WHAT IS NEEDED. What you return must match the listing below line for line, minus its pictures.

LISTED RECORDS.
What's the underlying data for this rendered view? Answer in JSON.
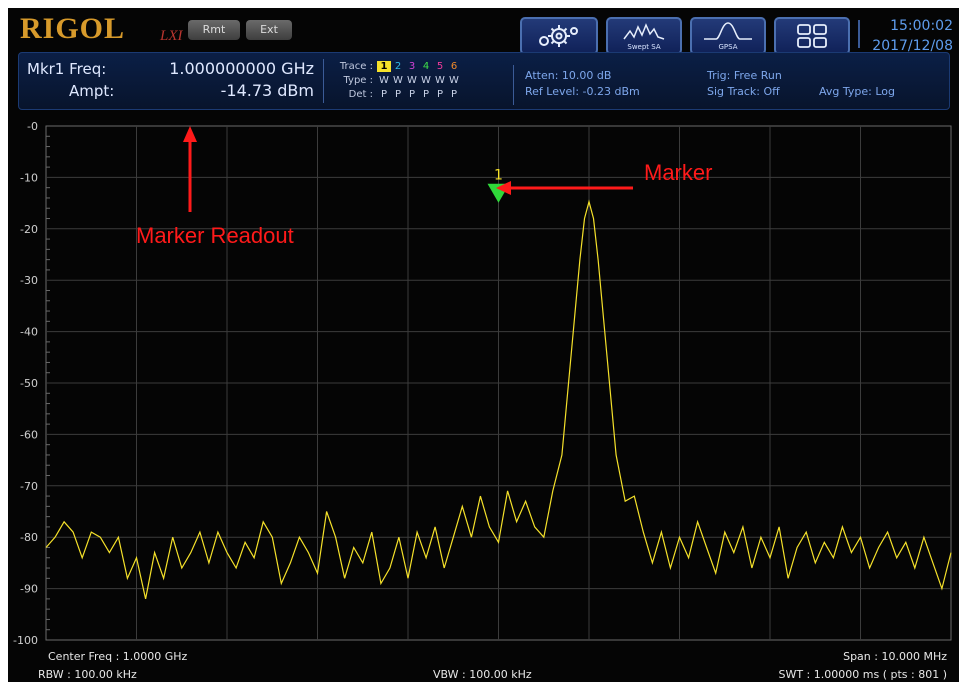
{
  "header": {
    "brand": "RIGOL",
    "brand_sub": "LXI",
    "chips": [
      "Rmt",
      "Ext"
    ],
    "buttons": [
      {
        "name": "settings-button",
        "icon": "gear-icon",
        "label": ""
      },
      {
        "name": "swept-sa-button",
        "icon": "swept-sa-icon",
        "label": "Swept SA"
      },
      {
        "name": "gpsa-button",
        "icon": "gpsa-icon",
        "label": "GPSA"
      },
      {
        "name": "layout-button",
        "icon": "layout-grid-icon",
        "label": ""
      }
    ],
    "time": "15:00:02",
    "date": "2017/12/08"
  },
  "marker_readout": {
    "freq_label": "Mkr1 Freq:",
    "freq_value": "1.000000000 GHz",
    "ampt_label": "Ampt:",
    "ampt_value": "-14.73 dBm"
  },
  "trace_table": {
    "trace_label": "Trace :",
    "type_label": "Type :",
    "det_label": "Det :",
    "traces": [
      {
        "num": "1",
        "type": "W",
        "det": "P",
        "color": "#f5e12a"
      },
      {
        "num": "2",
        "type": "W",
        "det": "P",
        "color": "#2fb9e6"
      },
      {
        "num": "3",
        "type": "W",
        "det": "P",
        "color": "#d143d6"
      },
      {
        "num": "4",
        "type": "W",
        "det": "P",
        "color": "#3fe04a"
      },
      {
        "num": "5",
        "type": "W",
        "det": "P",
        "color": "#ef3a9a"
      },
      {
        "num": "6",
        "type": "W",
        "det": "P",
        "color": "#f08a2a"
      }
    ]
  },
  "status": {
    "atten": "Atten: 10.00 dB",
    "ref_level": "Ref Level: -0.23 dBm",
    "trig": "Trig: Free Run",
    "sig_track": "Sig Track: Off",
    "avg_type": "Avg Type: Log"
  },
  "annotations": {
    "marker_readout": "Marker Readout",
    "marker": "Marker"
  },
  "footer": {
    "center_freq": "Center Freq : 1.0000 GHz",
    "span": "Span : 10.000 MHz",
    "rbw": "RBW : 100.00 kHz",
    "vbw": "VBW : 100.00 kHz",
    "swt": "SWT : 1.00000 ms ( pts : 801 )"
  },
  "chart_data": {
    "type": "line",
    "y_tick_labels": [
      "-0",
      "-10",
      "-20",
      "-30",
      "-40",
      "-50",
      "-60",
      "-70",
      "-80",
      "-90",
      "-100"
    ],
    "ylim": [
      -100,
      0
    ],
    "xlim": [
      995,
      1005
    ],
    "x_unit": "MHz",
    "y_unit": "dBm",
    "grid": true,
    "trace_color": "#f5e12a",
    "marker": {
      "label": "1",
      "x": 1000,
      "y": -14.73,
      "color": "#2fd83a"
    },
    "series": [
      {
        "values": [
          [
            995.0,
            -82
          ],
          [
            995.1,
            -80
          ],
          [
            995.2,
            -77
          ],
          [
            995.3,
            -79
          ],
          [
            995.4,
            -84
          ],
          [
            995.5,
            -79
          ],
          [
            995.6,
            -80
          ],
          [
            995.7,
            -83
          ],
          [
            995.8,
            -80
          ],
          [
            995.9,
            -88
          ],
          [
            996.0,
            -84
          ],
          [
            996.1,
            -92
          ],
          [
            996.2,
            -83
          ],
          [
            996.3,
            -88
          ],
          [
            996.4,
            -80
          ],
          [
            996.5,
            -86
          ],
          [
            996.6,
            -83
          ],
          [
            996.7,
            -79
          ],
          [
            996.8,
            -85
          ],
          [
            996.9,
            -79
          ],
          [
            997.0,
            -83
          ],
          [
            997.1,
            -86
          ],
          [
            997.2,
            -81
          ],
          [
            997.3,
            -84
          ],
          [
            997.4,
            -77
          ],
          [
            997.5,
            -80
          ],
          [
            997.6,
            -89
          ],
          [
            997.7,
            -85
          ],
          [
            997.8,
            -80
          ],
          [
            997.9,
            -83
          ],
          [
            998.0,
            -87
          ],
          [
            998.1,
            -75
          ],
          [
            998.2,
            -80
          ],
          [
            998.3,
            -88
          ],
          [
            998.4,
            -82
          ],
          [
            998.5,
            -85
          ],
          [
            998.6,
            -79
          ],
          [
            998.7,
            -89
          ],
          [
            998.8,
            -86
          ],
          [
            998.9,
            -80
          ],
          [
            999.0,
            -88
          ],
          [
            999.1,
            -79
          ],
          [
            999.2,
            -84
          ],
          [
            999.3,
            -78
          ],
          [
            999.4,
            -86
          ],
          [
            999.5,
            -80
          ],
          [
            999.6,
            -74
          ],
          [
            999.7,
            -80
          ],
          [
            999.8,
            -72
          ],
          [
            999.9,
            -78
          ],
          [
            1000.0,
            -81
          ],
          [
            1000.1,
            -71
          ],
          [
            1000.2,
            -77
          ],
          [
            1000.3,
            -73
          ],
          [
            1000.4,
            -78
          ],
          [
            1000.5,
            -80
          ],
          [
            1000.6,
            -71
          ],
          [
            1000.7,
            -64
          ],
          [
            1000.8,
            -45
          ],
          [
            1000.9,
            -26
          ],
          [
            1000.95,
            -18
          ],
          [
            1001.0,
            -14.73
          ],
          [
            1001.05,
            -18
          ],
          [
            1001.1,
            -26
          ],
          [
            1001.2,
            -45
          ],
          [
            1001.3,
            -64
          ],
          [
            1001.4,
            -73
          ],
          [
            1001.5,
            -72
          ],
          [
            1001.6,
            -79
          ],
          [
            1001.7,
            -85
          ],
          [
            1001.8,
            -79
          ],
          [
            1001.9,
            -86
          ],
          [
            1002.0,
            -80
          ],
          [
            1002.1,
            -84
          ],
          [
            1002.2,
            -77
          ],
          [
            1002.3,
            -82
          ],
          [
            1002.4,
            -87
          ],
          [
            1002.5,
            -79
          ],
          [
            1002.6,
            -83
          ],
          [
            1002.7,
            -78
          ],
          [
            1002.8,
            -86
          ],
          [
            1002.9,
            -80
          ],
          [
            1003.0,
            -84
          ],
          [
            1003.1,
            -78
          ],
          [
            1003.2,
            -88
          ],
          [
            1003.3,
            -82
          ],
          [
            1003.4,
            -79
          ],
          [
            1003.5,
            -85
          ],
          [
            1003.6,
            -81
          ],
          [
            1003.7,
            -84
          ],
          [
            1003.8,
            -78
          ],
          [
            1003.9,
            -83
          ],
          [
            1004.0,
            -80
          ],
          [
            1004.1,
            -86
          ],
          [
            1004.2,
            -82
          ],
          [
            1004.3,
            -79
          ],
          [
            1004.4,
            -84
          ],
          [
            1004.5,
            -81
          ],
          [
            1004.6,
            -86
          ],
          [
            1004.7,
            -80
          ],
          [
            1004.8,
            -85
          ],
          [
            1004.9,
            -90
          ],
          [
            1005.0,
            -83
          ]
        ]
      }
    ]
  }
}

RESPONSE BELOW.
What's the underlying data for this rendered view? Answer in JSON.
{
  "header": {
    "brand": "RIGOL",
    "brand_sub": "LXI",
    "chips": [
      "Rmt",
      "Ext"
    ],
    "buttons": [
      {
        "name": "settings-button",
        "icon": "gear-icon",
        "label": ""
      },
      {
        "name": "swept-sa-button",
        "icon": "swept-sa-icon",
        "label": "Swept SA"
      },
      {
        "name": "gpsa-button",
        "icon": "gpsa-icon",
        "label": "GPSA"
      },
      {
        "name": "layout-button",
        "icon": "layout-grid-icon",
        "label": ""
      }
    ],
    "time": "15:00:02",
    "date": "2017/12/08"
  },
  "marker_readout": {
    "freq_label": "Mkr1 Freq:",
    "freq_value": "1.000000000 GHz",
    "ampt_label": "Ampt:",
    "ampt_value": "-14.73 dBm"
  },
  "trace_table": {
    "trace_label": "Trace :",
    "type_label": "Type :",
    "det_label": "Det :",
    "traces": [
      {
        "num": "1",
        "type": "W",
        "det": "P",
        "color": "#f5e12a"
      },
      {
        "num": "2",
        "type": "W",
        "det": "P",
        "color": "#2fb9e6"
      },
      {
        "num": "3",
        "type": "W",
        "det": "P",
        "color": "#d143d6"
      },
      {
        "num": "4",
        "type": "W",
        "det": "P",
        "color": "#3fe04a"
      },
      {
        "num": "5",
        "type": "W",
        "det": "P",
        "color": "#ef3a9a"
      },
      {
        "num": "6",
        "type": "W",
        "det": "P",
        "color": "#f08a2a"
      }
    ]
  },
  "status": {
    "atten": "Atten: 10.00 dB",
    "ref_level": "Ref Level: -0.23 dBm",
    "trig": "Trig: Free Run",
    "sig_track": "Sig Track: Off",
    "avg_type": "Avg Type: Log"
  },
  "annotations": {
    "marker_readout": "Marker Readout",
    "marker": "Marker"
  },
  "footer": {
    "center_freq": "Center Freq : 1.0000 GHz",
    "span": "Span : 10.000 MHz",
    "rbw": "RBW : 100.00 kHz",
    "vbw": "VBW : 100.00 kHz",
    "swt": "SWT : 1.00000 ms ( pts : 801 )"
  },
  "chart_data": {
    "type": "line",
    "y_tick_labels": [
      "-0",
      "-10",
      "-20",
      "-30",
      "-40",
      "-50",
      "-60",
      "-70",
      "-80",
      "-90",
      "-100"
    ],
    "ylim": [
      -100,
      0
    ],
    "xlim": [
      995,
      1005
    ],
    "x_unit": "MHz",
    "y_unit": "dBm",
    "grid": true,
    "trace_color": "#f5e12a",
    "marker": {
      "label": "1",
      "x": 1000,
      "y": -14.73,
      "color": "#2fd83a"
    },
    "series": [
      {
        "values": [
          [
            995.0,
            -82
          ],
          [
            995.1,
            -80
          ],
          [
            995.2,
            -77
          ],
          [
            995.3,
            -79
          ],
          [
            995.4,
            -84
          ],
          [
            995.5,
            -79
          ],
          [
            995.6,
            -80
          ],
          [
            995.7,
            -83
          ],
          [
            995.8,
            -80
          ],
          [
            995.9,
            -88
          ],
          [
            996.0,
            -84
          ],
          [
            996.1,
            -92
          ],
          [
            996.2,
            -83
          ],
          [
            996.3,
            -88
          ],
          [
            996.4,
            -80
          ],
          [
            996.5,
            -86
          ],
          [
            996.6,
            -83
          ],
          [
            996.7,
            -79
          ],
          [
            996.8,
            -85
          ],
          [
            996.9,
            -79
          ],
          [
            997.0,
            -83
          ],
          [
            997.1,
            -86
          ],
          [
            997.2,
            -81
          ],
          [
            997.3,
            -84
          ],
          [
            997.4,
            -77
          ],
          [
            997.5,
            -80
          ],
          [
            997.6,
            -89
          ],
          [
            997.7,
            -85
          ],
          [
            997.8,
            -80
          ],
          [
            997.9,
            -83
          ],
          [
            998.0,
            -87
          ],
          [
            998.1,
            -75
          ],
          [
            998.2,
            -80
          ],
          [
            998.3,
            -88
          ],
          [
            998.4,
            -82
          ],
          [
            998.5,
            -85
          ],
          [
            998.6,
            -79
          ],
          [
            998.7,
            -89
          ],
          [
            998.8,
            -86
          ],
          [
            998.9,
            -80
          ],
          [
            999.0,
            -88
          ],
          [
            999.1,
            -79
          ],
          [
            999.2,
            -84
          ],
          [
            999.3,
            -78
          ],
          [
            999.4,
            -86
          ],
          [
            999.5,
            -80
          ],
          [
            999.6,
            -74
          ],
          [
            999.7,
            -80
          ],
          [
            999.8,
            -72
          ],
          [
            999.9,
            -78
          ],
          [
            1000.0,
            -81
          ],
          [
            1000.1,
            -71
          ],
          [
            1000.2,
            -77
          ],
          [
            1000.3,
            -73
          ],
          [
            1000.4,
            -78
          ],
          [
            1000.5,
            -80
          ],
          [
            1000.6,
            -71
          ],
          [
            1000.7,
            -64
          ],
          [
            1000.8,
            -45
          ],
          [
            1000.9,
            -26
          ],
          [
            1000.95,
            -18
          ],
          [
            1001.0,
            -14.73
          ],
          [
            1001.05,
            -18
          ],
          [
            1001.1,
            -26
          ],
          [
            1001.2,
            -45
          ],
          [
            1001.3,
            -64
          ],
          [
            1001.4,
            -73
          ],
          [
            1001.5,
            -72
          ],
          [
            1001.6,
            -79
          ],
          [
            1001.7,
            -85
          ],
          [
            1001.8,
            -79
          ],
          [
            1001.9,
            -86
          ],
          [
            1002.0,
            -80
          ],
          [
            1002.1,
            -84
          ],
          [
            1002.2,
            -77
          ],
          [
            1002.3,
            -82
          ],
          [
            1002.4,
            -87
          ],
          [
            1002.5,
            -79
          ],
          [
            1002.6,
            -83
          ],
          [
            1002.7,
            -78
          ],
          [
            1002.8,
            -86
          ],
          [
            1002.9,
            -80
          ],
          [
            1003.0,
            -84
          ],
          [
            1003.1,
            -78
          ],
          [
            1003.2,
            -88
          ],
          [
            1003.3,
            -82
          ],
          [
            1003.4,
            -79
          ],
          [
            1003.5,
            -85
          ],
          [
            1003.6,
            -81
          ],
          [
            1003.7,
            -84
          ],
          [
            1003.8,
            -78
          ],
          [
            1003.9,
            -83
          ],
          [
            1004.0,
            -80
          ],
          [
            1004.1,
            -86
          ],
          [
            1004.2,
            -82
          ],
          [
            1004.3,
            -79
          ],
          [
            1004.4,
            -84
          ],
          [
            1004.5,
            -81
          ],
          [
            1004.6,
            -86
          ],
          [
            1004.7,
            -80
          ],
          [
            1004.8,
            -85
          ],
          [
            1004.9,
            -90
          ],
          [
            1005.0,
            -83
          ]
        ]
      }
    ]
  }
}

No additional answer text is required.